Entrapment occurs through deceptive manipulation of our best qualities: loyalty, courage, desire to help. We try to cooperate and be supportive of our friends. That normal desire and tendency is exploited in this tricky environment to create an appearance and belief that Scientology works.
Reader be warned: this is the most difficult article in this collection, but also the most exact description of the nature of the trap. To describe what is so hard to put into words, I will use the concepts of sociologist Erving Goffman who describes the devices by which we all maintain identities and the amount of work and learning required to do so.
[The interested reader may refer to the following books by Goffman: The Presentation of Self in Everyday Life, Doubleday Anchor Books, 1959. Asylums: Essays on the Social Situation of Mental Patients and Other Inmates, Doubleday Anchor Books, 1961. Relations in Public, Harper Torchbooks, 1972.]
The man in public with an unzipped fly has failed to maintain the consistency of appearance required for the identity or image that he is presenting. Such an incident is embarrassing both to him and to those who witness it. For witnesses, there is a reminder of how fragile are our appearances and how much we rely on the good will of others to maintain them, a reminder that face can be lost and that one's own is not invulnerable.
In going un-self-consciously about our business, we normally do not dwell on or even notice the fragile nature of the appearances which make it possible. It is a natural response to creatively find ways to gloss over embarrassment, to help the actor who blew his lines recover as gracefully as possible so the show can go on -- including our part in it, in which we have some stake of gratification and status. The maintaining of presented identity is a cooperative endeavor and we are accustomed to cooperating as a basic habit of civilized behavior.
The desire to cooperate is strongest when we feel a community of interest with other players and feel that they would willingly help us handle an unzipped fly situation.

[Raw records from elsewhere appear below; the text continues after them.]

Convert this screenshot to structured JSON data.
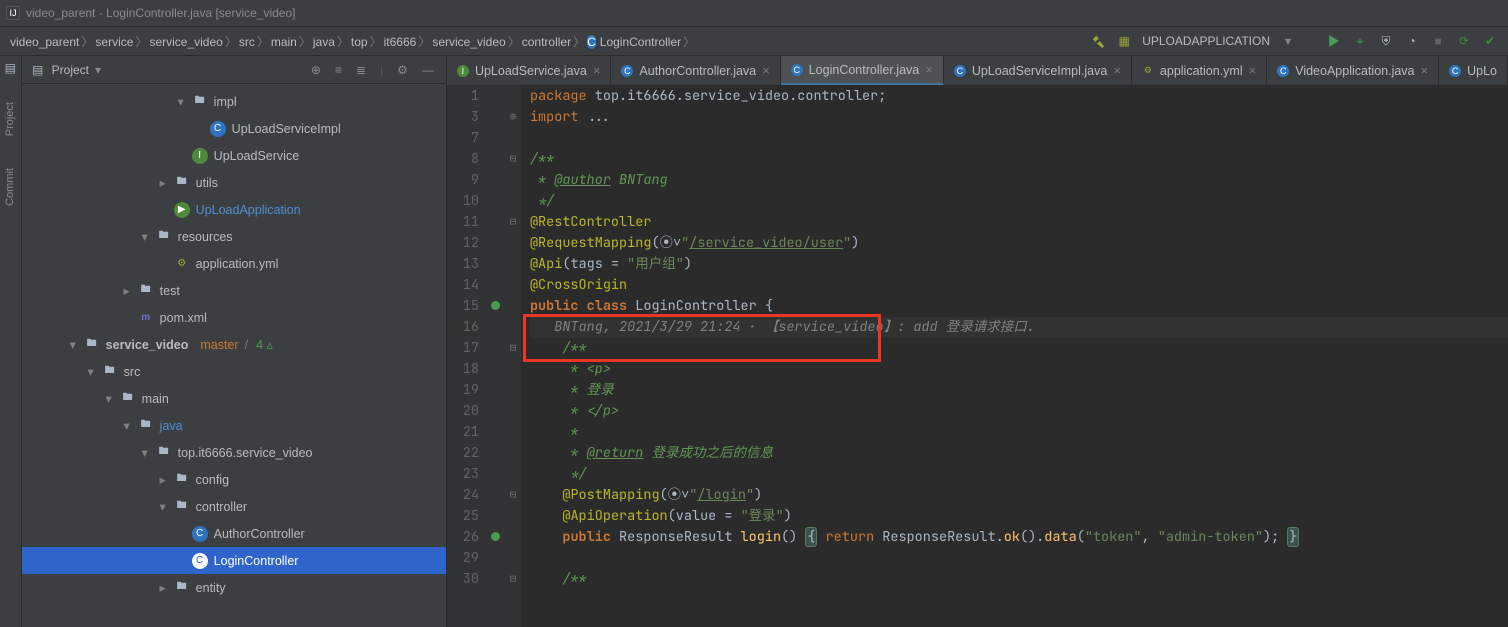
{
  "window_title": "video_parent - LoginController.java [service_video]",
  "breadcrumbs": [
    "video_parent",
    "service",
    "service_video",
    "src",
    "main",
    "java",
    "top",
    "it6666",
    "service_video",
    "controller",
    "LoginController"
  ],
  "run_config": "UPLOADAPPLICATION",
  "project_panel": {
    "label": "Project"
  },
  "side_tools": {
    "project": "Project",
    "commit": "Commit"
  },
  "tree": {
    "impl": "impl",
    "uploadServiceImpl": "UpLoadServiceImpl",
    "uploadService": "UpLoadService",
    "utils": "utils",
    "uploadApplication": "UpLoadApplication",
    "resources": "resources",
    "applicationYml": "application.yml",
    "test": "test",
    "pom": "pom.xml",
    "service_video": "service_video",
    "branch": "master",
    "mods_sep": "/",
    "mods": "4 ▵",
    "src": "src",
    "main": "main",
    "java": "java",
    "package": "top.it6666.service_video",
    "config": "config",
    "controller": "controller",
    "authorController": "AuthorController",
    "loginController": "LoginController",
    "entity": "entity"
  },
  "tabs": [
    {
      "label": "UpLoadService.java",
      "icon": "int"
    },
    {
      "label": "AuthorController.java",
      "icon": "class"
    },
    {
      "label": "LoginController.java",
      "icon": "class",
      "active": true
    },
    {
      "label": "UpLoadServiceImpl.java",
      "icon": "class"
    },
    {
      "label": "application.yml",
      "icon": "yml"
    },
    {
      "label": "VideoApplication.java",
      "icon": "class"
    },
    {
      "label": "UpLo",
      "icon": "class",
      "cut": true
    }
  ],
  "code": {
    "first_ln": 1,
    "lines": [
      {
        "n": 1,
        "fold": "",
        "seg": [
          [
            "kw",
            "package "
          ],
          [
            "id",
            "top.it6666.service_video.controller"
          ],
          [
            "punct",
            ";"
          ]
        ]
      },
      {
        "n": 3,
        "fold": "⊕",
        "seg": [
          [
            "kw",
            "import "
          ],
          [
            "id",
            "..."
          ]
        ]
      },
      {
        "n": 7,
        "fold": "",
        "seg": []
      },
      {
        "n": 8,
        "fold": "⊟",
        "seg": [
          [
            "comd",
            "/**"
          ]
        ]
      },
      {
        "n": 9,
        "fold": "",
        "seg": [
          [
            "comd",
            " * "
          ],
          [
            "comdu",
            "@author"
          ],
          [
            "comd",
            " BNTang"
          ]
        ]
      },
      {
        "n": 10,
        "fold": "",
        "seg": [
          [
            "comd",
            " */"
          ]
        ]
      },
      {
        "n": 11,
        "fold": "⊟",
        "seg": [
          [
            "ann",
            "@RestController"
          ]
        ]
      },
      {
        "n": 12,
        "fold": "",
        "seg": [
          [
            "ann",
            "@RequestMapping"
          ],
          [
            "punct",
            "(⦿˅"
          ],
          [
            "str",
            "\""
          ],
          [
            "strlink",
            "/service_video/user"
          ],
          [
            "str",
            "\""
          ],
          [
            "punct",
            ")"
          ]
        ]
      },
      {
        "n": 13,
        "fold": "",
        "seg": [
          [
            "ann",
            "@Api"
          ],
          [
            "punct",
            "("
          ],
          [
            "id",
            "tags = "
          ],
          [
            "str",
            "\"用户组\""
          ],
          [
            "punct",
            ")"
          ]
        ]
      },
      {
        "n": 14,
        "fold": "",
        "seg": [
          [
            "ann",
            "@CrossOrigin"
          ]
        ]
      },
      {
        "n": 15,
        "fold": "",
        "mark": "m",
        "seg": [
          [
            "kw-bold",
            "public class "
          ],
          [
            "id",
            "LoginController "
          ],
          [
            "punct",
            "{"
          ]
        ]
      },
      {
        "n": 16,
        "fold": "",
        "caret": true,
        "seg": [
          [
            "com",
            "   BNTang, 2021/3/29 21:24 · 【service_video】: add 登录请求接口."
          ]
        ]
      },
      {
        "n": 17,
        "fold": "⊟",
        "seg": [
          [
            "comd",
            "    /**"
          ]
        ]
      },
      {
        "n": 18,
        "fold": "",
        "seg": [
          [
            "comd",
            "     * <p>"
          ]
        ]
      },
      {
        "n": 19,
        "fold": "",
        "seg": [
          [
            "comd",
            "     * 登录"
          ]
        ]
      },
      {
        "n": 20,
        "fold": "",
        "seg": [
          [
            "comd",
            "     * </p>"
          ]
        ]
      },
      {
        "n": 21,
        "fold": "",
        "seg": [
          [
            "comd",
            "     *"
          ]
        ]
      },
      {
        "n": 22,
        "fold": "",
        "seg": [
          [
            "comd",
            "     * "
          ],
          [
            "comdu",
            "@return"
          ],
          [
            "comd",
            " 登录成功之后的信息"
          ]
        ]
      },
      {
        "n": 23,
        "fold": "",
        "seg": [
          [
            "comd",
            "     */"
          ]
        ]
      },
      {
        "n": 24,
        "fold": "⊟",
        "seg": [
          [
            "id",
            "    "
          ],
          [
            "ann",
            "@PostMapping"
          ],
          [
            "punct",
            "(⦿˅"
          ],
          [
            "str",
            "\""
          ],
          [
            "strlink",
            "/login"
          ],
          [
            "str",
            "\""
          ],
          [
            "punct",
            ")"
          ]
        ]
      },
      {
        "n": 25,
        "fold": "",
        "seg": [
          [
            "id",
            "    "
          ],
          [
            "ann",
            "@ApiOperation"
          ],
          [
            "punct",
            "("
          ],
          [
            "id",
            "value = "
          ],
          [
            "str",
            "\"登录\""
          ],
          [
            "punct",
            ")"
          ]
        ]
      },
      {
        "n": 26,
        "fold": "",
        "mark": "m",
        "seg": [
          [
            "id",
            "    "
          ],
          [
            "kw-bold",
            "public "
          ],
          [
            "id",
            "ResponseResult "
          ],
          [
            "fn",
            "login"
          ],
          [
            "punct",
            "() "
          ],
          [
            "brace",
            "{"
          ],
          [
            "punct",
            " "
          ],
          [
            "kw",
            "return "
          ],
          [
            "id",
            "ResponseResult."
          ],
          [
            "fn",
            "ok"
          ],
          [
            "punct",
            "()."
          ],
          [
            "fn",
            "data"
          ],
          [
            "punct",
            "("
          ],
          [
            "str",
            "\"token\""
          ],
          [
            "punct",
            ", "
          ],
          [
            "str",
            "\"admin-token\""
          ],
          [
            "punct",
            "); "
          ],
          [
            "brace",
            "}"
          ]
        ]
      },
      {
        "n": 29,
        "fold": "",
        "seg": []
      },
      {
        "n": 30,
        "fold": "⊟",
        "seg": [
          [
            "comd",
            "    /**"
          ]
        ]
      }
    ]
  }
}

But it is possible to do the opposite, to search out any flaw or error in the presentation and expose it: Hey, everybody look, this guy's fly is unzipped!
The Hard Sell salesman's job is to get the mark to cooperate with him in maintaining whatever image he is trying to present, while the salesman works to destroy the integrity of any independent (non-checkwriting) identity presented by the mark. Perhaps this imbalance is possible because the mark denies (tries not to acknowledge) his humiliation. By naming the salesman's games (in which he has participated) the mark would further discredit himself (by association). This would further destabilize the interaction, which is normally a cooperative endeavor, in which he has a role and stake.

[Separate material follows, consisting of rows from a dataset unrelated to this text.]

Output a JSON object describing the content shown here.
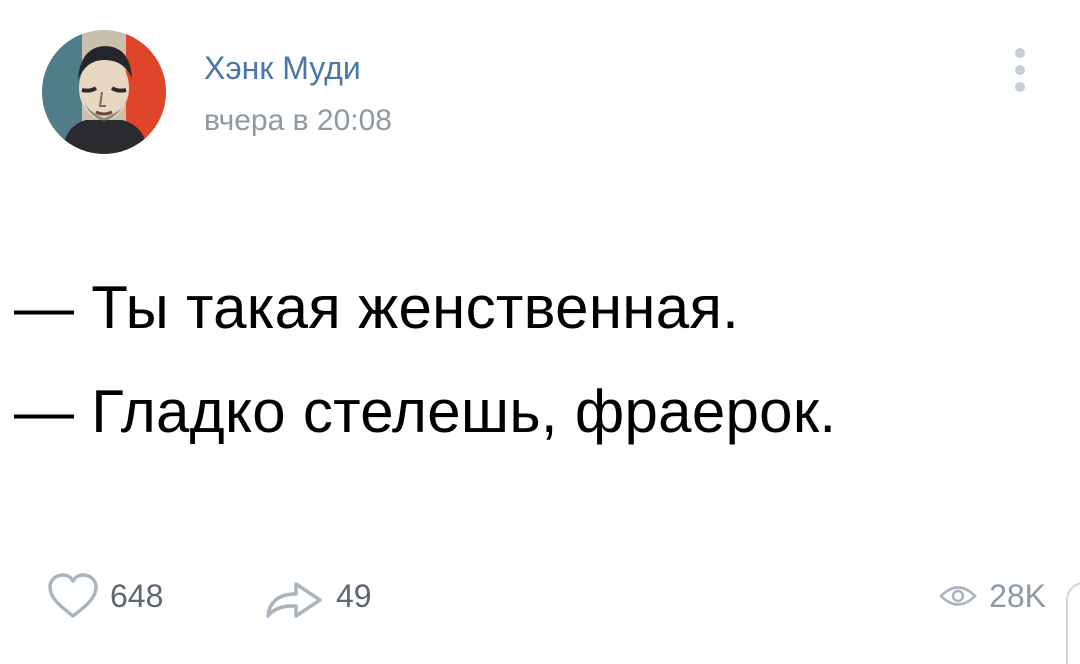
{
  "post": {
    "author_name": "Хэнк Муди",
    "timestamp": "вчера в 20:08",
    "text_lines": [
      "— Ты такая женственная.",
      "— Гладко стелешь, фраерок."
    ],
    "more_icon": "vertical-dots-icon"
  },
  "footer": {
    "likes": {
      "icon": "heart-icon",
      "count": "648"
    },
    "shares": {
      "icon": "share-arrow-icon",
      "count": "49"
    },
    "views": {
      "icon": "eye-icon",
      "count": "28K"
    }
  },
  "colors": {
    "author_link": "#4a76a8",
    "muted_text": "#8e99a6",
    "action_text": "#5c6773",
    "icon_stroke": "#aab4bf",
    "body_text": "#000000"
  }
}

Under such pressure, the mark (in a defensive manner, to avoid what Goffman calls soiled identity) makes an extraordinary effort to preserve the appearance that everything is normal, as best he can under the circumstances. A cultural image which might help identify this denial of humiliation is the shiteating grin.
This cooperation is seen in the mark's creative justifying of potentially alarming situations by giving benefit of the doubt or making excuses for actions by Scientologists which might otherwise appear overzealous or discreditable. Typical excuses include:
Cooperation is not a bad thing, but this is a perversion of cooperation to achieve exploitation. Compare the denial, rationalization, and loyalty characteristic of battered women, whose situation is similar.
Cooperation, even with deception, is possible because we are involved with real people who possess real abilities, real strengths, real human beauty. Their willingness, enthusiasm, even heroism, can be intensely admirable. That feels good to be a part of.
When involvement occurs in a context called Scientology, then Scientology may be said (by unsubstantiated assertion) to be the source of the admiration and good feeling we share with our fellows when actually the source is agreement and cooperative action with like-minded participants, as may also occur, for example, in a theater company, military unit, or entrepreneurial business.
The intense loyalties generated by group action, thus misdirected, produce further motive to creatively justify the group's ideology. We cooperate. We work creatively with the other actors to ensure that we all know our lines and that the show as we collectively agree it to be can go on. We mutually support each other in creating the appearances which are necessary for us to go on believing and acting in good faith. In a cult, this means we tell each other that we are an elite in unique possession of the only right answers.
The person in a Scientology auditing session knows the rules of the game and what the normal actions of the session will be. The auditor is a real person in front of him, in a situation of high affinity and community of interest. The normal cooperativeness of social interaction is heightened by this affinity and by the environment of pressure and expectation.
One can be very creative in fulfilling the shared expectations of this situation. The auditor's role is to be there to be cooperated with.
The "tech" is just stage management. The auditor is there as reminder of the social context and the imperatives which await just outside the door. In this milieu, the preclear will produce appropriate "cognitions" (past lives, etc.). The auditor's only error would be to disrupt the normal process of cooperation by obtrusive or distractive statements, actions, or mannerisms.
In this setting, the person discovers for himself how it could be that way -- just as in everyday life we creatively find ways to go on letting doctors be doctors and janitors be janitors, and cover for each other's unzipped flies.